However over the years the political climate changed in Marin county. And from what I've been told it has one of the best networks of bicycle accommodation in the country. And despite the fears of the Marin County Board of Realtors Marin county has some of the highest property values in the US. And may top most lists.

One would think that there would be a political movement to get more people onto bicycles now that gas in California is over $4 per gallon and will be over $5 per gallon by early 2009. However it seems most of those baby boomers of the early 1970's are now too fat and old to hop on a bicycle. Most ride in the comfort of a huge SUV and are now the problem.

It's funny how times have changed. Luckily for me I have always ridden my bicycles and still have my 1974 Motobecane Grand Record that I rode on the streets of Marin back in the day. But it seems most of my contemporaries of the early 1970's don't ascribe to the values of their youth. And that may be the problem here.

Phillip

yankee_dollar said...

I think the public will remain clueless @ $6-7 gasoline.

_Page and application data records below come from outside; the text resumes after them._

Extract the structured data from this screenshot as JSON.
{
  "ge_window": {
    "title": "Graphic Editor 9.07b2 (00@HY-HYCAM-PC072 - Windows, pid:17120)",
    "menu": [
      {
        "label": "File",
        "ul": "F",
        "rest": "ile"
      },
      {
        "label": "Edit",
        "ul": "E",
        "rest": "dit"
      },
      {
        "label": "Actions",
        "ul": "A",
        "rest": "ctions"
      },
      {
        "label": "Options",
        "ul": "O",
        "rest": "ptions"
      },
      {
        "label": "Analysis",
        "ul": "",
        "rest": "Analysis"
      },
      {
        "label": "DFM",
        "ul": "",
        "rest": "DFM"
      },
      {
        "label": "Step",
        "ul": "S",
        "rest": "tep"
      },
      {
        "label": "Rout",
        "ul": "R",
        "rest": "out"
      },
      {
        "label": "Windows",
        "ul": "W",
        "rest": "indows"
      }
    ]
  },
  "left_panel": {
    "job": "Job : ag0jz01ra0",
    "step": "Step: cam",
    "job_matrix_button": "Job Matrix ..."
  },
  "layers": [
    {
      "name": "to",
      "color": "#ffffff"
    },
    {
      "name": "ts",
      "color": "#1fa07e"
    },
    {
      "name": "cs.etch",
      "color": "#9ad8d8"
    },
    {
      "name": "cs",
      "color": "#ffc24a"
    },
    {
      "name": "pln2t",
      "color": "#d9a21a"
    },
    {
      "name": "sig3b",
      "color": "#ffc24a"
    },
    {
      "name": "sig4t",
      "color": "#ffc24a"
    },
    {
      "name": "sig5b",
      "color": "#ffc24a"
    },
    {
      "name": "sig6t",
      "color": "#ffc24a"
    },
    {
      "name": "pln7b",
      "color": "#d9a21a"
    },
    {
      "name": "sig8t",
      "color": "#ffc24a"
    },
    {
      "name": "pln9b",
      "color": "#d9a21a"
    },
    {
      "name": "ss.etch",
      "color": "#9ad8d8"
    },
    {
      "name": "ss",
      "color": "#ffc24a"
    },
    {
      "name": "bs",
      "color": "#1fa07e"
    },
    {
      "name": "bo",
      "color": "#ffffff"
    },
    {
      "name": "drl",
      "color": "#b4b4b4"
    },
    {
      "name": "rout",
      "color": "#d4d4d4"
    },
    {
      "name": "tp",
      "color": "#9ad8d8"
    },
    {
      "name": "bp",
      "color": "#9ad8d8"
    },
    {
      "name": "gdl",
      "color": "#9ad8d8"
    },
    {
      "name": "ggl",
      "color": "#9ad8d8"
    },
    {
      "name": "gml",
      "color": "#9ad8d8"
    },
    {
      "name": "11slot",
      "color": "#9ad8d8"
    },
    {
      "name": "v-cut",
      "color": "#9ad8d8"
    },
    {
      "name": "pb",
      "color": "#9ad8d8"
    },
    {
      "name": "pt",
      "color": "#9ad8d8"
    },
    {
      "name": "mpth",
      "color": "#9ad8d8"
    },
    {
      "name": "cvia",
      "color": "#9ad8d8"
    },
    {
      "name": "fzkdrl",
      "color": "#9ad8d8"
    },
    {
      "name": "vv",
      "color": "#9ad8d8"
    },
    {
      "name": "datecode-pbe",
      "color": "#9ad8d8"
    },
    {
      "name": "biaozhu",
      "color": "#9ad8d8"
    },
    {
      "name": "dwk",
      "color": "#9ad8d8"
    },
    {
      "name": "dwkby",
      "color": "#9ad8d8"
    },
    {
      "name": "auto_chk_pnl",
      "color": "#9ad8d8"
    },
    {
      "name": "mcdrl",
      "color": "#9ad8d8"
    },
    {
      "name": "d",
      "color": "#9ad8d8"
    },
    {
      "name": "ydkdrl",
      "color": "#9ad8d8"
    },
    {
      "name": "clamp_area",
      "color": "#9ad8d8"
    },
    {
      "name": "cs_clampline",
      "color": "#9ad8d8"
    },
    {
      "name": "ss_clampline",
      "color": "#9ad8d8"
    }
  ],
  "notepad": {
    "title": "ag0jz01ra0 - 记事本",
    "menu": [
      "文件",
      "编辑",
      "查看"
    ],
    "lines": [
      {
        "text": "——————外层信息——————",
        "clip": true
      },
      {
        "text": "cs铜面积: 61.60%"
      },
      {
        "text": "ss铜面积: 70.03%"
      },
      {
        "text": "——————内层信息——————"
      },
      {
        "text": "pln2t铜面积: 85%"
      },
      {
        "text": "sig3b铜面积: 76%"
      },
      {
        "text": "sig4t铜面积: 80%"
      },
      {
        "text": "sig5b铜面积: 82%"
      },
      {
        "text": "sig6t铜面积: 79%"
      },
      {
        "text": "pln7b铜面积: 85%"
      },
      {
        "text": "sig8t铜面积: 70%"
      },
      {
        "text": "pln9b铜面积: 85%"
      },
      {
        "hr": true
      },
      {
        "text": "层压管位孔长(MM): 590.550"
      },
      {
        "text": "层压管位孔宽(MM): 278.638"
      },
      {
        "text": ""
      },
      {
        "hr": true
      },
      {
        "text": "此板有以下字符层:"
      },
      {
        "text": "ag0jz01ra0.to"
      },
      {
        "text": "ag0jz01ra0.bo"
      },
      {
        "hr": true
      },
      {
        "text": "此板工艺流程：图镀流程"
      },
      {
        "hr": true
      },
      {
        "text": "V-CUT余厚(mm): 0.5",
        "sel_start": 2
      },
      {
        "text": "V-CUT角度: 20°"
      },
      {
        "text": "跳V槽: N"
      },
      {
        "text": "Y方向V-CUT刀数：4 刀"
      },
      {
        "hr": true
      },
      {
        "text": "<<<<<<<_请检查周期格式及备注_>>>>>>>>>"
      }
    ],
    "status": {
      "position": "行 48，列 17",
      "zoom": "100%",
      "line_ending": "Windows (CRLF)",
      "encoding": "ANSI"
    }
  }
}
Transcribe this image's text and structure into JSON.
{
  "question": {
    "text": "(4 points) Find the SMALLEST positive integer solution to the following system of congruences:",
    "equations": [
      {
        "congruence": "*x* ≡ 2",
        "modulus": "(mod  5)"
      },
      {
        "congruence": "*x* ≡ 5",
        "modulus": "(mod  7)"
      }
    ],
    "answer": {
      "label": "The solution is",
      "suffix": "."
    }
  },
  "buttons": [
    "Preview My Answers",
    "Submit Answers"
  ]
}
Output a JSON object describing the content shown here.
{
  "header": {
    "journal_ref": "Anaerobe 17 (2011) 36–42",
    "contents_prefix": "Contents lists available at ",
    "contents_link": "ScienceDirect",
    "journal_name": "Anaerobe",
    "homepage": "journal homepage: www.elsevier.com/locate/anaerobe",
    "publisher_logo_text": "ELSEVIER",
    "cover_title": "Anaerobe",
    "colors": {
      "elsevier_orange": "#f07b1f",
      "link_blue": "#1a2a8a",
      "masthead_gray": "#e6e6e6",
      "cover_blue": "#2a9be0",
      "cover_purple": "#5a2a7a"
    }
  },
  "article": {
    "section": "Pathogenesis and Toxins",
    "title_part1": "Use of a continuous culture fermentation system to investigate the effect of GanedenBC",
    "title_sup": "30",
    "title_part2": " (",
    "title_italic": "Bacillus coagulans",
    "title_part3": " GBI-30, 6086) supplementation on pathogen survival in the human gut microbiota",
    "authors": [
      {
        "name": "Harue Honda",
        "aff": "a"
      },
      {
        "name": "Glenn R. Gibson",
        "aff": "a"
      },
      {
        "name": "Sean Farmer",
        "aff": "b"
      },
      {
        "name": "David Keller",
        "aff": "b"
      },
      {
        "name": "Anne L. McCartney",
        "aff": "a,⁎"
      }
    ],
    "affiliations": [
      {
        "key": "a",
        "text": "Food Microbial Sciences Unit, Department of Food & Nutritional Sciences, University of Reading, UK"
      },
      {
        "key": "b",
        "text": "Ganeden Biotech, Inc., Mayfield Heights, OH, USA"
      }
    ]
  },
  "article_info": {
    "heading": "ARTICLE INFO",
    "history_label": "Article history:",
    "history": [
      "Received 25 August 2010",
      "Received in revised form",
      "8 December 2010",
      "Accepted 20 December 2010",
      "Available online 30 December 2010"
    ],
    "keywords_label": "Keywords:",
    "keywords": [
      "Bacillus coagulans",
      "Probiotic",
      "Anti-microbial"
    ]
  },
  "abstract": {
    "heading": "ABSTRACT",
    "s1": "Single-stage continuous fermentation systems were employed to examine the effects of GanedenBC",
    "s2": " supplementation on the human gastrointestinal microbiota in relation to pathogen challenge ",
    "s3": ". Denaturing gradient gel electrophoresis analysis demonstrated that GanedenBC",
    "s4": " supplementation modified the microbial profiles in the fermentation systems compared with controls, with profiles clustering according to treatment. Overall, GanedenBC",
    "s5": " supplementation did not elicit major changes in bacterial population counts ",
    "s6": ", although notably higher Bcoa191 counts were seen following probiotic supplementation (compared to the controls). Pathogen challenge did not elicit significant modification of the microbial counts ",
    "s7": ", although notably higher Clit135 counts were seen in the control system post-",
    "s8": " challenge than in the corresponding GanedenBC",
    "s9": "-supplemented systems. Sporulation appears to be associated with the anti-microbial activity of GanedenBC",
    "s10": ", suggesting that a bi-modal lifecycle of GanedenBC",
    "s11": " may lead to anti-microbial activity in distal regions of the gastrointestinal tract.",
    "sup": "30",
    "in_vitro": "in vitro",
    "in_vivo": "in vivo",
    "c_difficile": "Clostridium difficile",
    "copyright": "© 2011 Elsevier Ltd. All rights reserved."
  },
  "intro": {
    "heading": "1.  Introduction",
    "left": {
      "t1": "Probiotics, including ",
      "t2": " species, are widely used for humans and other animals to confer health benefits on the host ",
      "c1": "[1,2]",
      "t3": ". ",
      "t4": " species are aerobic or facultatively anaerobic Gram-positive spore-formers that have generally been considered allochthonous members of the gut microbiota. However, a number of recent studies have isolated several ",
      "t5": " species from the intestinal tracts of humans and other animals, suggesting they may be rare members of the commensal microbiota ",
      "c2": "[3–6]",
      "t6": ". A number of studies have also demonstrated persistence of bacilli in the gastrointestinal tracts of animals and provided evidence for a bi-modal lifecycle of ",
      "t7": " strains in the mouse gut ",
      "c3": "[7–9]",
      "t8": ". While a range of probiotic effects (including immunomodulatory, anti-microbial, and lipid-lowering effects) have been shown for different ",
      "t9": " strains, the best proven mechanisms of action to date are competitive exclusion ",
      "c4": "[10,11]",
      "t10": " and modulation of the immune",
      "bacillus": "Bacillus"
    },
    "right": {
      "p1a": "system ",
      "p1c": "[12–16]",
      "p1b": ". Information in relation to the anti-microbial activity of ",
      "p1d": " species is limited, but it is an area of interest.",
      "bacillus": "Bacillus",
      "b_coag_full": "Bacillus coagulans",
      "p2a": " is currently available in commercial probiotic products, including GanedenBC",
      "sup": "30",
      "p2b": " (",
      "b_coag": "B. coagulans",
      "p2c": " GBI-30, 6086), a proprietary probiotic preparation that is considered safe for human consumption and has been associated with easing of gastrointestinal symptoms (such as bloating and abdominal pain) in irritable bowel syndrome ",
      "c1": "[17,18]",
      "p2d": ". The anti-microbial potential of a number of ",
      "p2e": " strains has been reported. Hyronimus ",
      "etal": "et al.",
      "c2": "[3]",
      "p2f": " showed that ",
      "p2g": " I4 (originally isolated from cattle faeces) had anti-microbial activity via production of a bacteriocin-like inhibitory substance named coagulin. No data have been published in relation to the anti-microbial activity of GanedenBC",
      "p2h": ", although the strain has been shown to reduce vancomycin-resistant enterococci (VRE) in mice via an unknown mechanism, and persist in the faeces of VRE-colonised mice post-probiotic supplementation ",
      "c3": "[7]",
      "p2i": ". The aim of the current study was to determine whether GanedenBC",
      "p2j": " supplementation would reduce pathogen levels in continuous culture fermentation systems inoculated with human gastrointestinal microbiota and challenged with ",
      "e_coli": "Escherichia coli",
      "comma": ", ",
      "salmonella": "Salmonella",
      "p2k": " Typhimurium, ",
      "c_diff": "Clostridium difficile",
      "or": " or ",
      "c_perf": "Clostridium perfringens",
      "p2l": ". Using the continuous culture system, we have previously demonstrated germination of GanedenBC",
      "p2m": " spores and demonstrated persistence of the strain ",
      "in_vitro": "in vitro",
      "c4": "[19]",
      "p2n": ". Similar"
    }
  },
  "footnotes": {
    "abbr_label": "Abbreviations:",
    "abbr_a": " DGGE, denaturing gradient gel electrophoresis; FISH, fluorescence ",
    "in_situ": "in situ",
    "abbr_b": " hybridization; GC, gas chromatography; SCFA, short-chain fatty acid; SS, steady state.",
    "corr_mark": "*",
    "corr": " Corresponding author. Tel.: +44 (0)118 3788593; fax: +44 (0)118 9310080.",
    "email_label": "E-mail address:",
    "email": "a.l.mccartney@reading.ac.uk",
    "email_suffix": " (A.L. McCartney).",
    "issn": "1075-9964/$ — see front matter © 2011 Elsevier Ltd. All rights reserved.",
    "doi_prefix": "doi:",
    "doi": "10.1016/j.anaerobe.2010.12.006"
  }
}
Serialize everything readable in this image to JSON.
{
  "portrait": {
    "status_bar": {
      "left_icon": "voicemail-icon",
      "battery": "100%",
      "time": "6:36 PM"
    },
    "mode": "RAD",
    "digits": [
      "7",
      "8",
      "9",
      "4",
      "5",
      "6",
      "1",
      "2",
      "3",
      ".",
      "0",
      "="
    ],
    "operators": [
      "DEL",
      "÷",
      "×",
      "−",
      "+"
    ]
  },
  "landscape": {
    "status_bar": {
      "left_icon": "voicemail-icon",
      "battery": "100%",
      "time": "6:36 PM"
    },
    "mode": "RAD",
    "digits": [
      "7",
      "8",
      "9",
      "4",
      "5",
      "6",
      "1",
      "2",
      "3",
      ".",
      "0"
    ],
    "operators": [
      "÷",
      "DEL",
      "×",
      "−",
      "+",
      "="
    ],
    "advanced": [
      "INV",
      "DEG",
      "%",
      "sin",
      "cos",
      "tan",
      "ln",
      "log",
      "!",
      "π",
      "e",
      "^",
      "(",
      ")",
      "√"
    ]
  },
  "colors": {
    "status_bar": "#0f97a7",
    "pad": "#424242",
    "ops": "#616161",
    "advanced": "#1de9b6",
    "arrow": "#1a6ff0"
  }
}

Even @ $3.50 the juvenile males with new licenses are still mocking me...but I'm too busy having fun

http://picasaweb.google.com/DFWarn

Mike C said...

I think the public will remain clueless @ $6-7 gasoline. Even @ $3.50 the juvenile males with new licenses are still mocking me...

I don't think you can reliably pick a single price that will be the tipping point that will change people's behavior. I think what really changed people's behavior back in '73 and '79 was availability, i.e. gas lines.

Right now, the vast majority of drivers in the US can pretty much buy as much fuel as they want to whenever they want to - and this universal 24/7 availability is taken completely for granted. The prospect of not being able to do this - and especially the follow-on realization that the new state of affairs won't be some temporary aberration - will shock people much more than another pick-some-arbitrary-percentage increase, IMHO.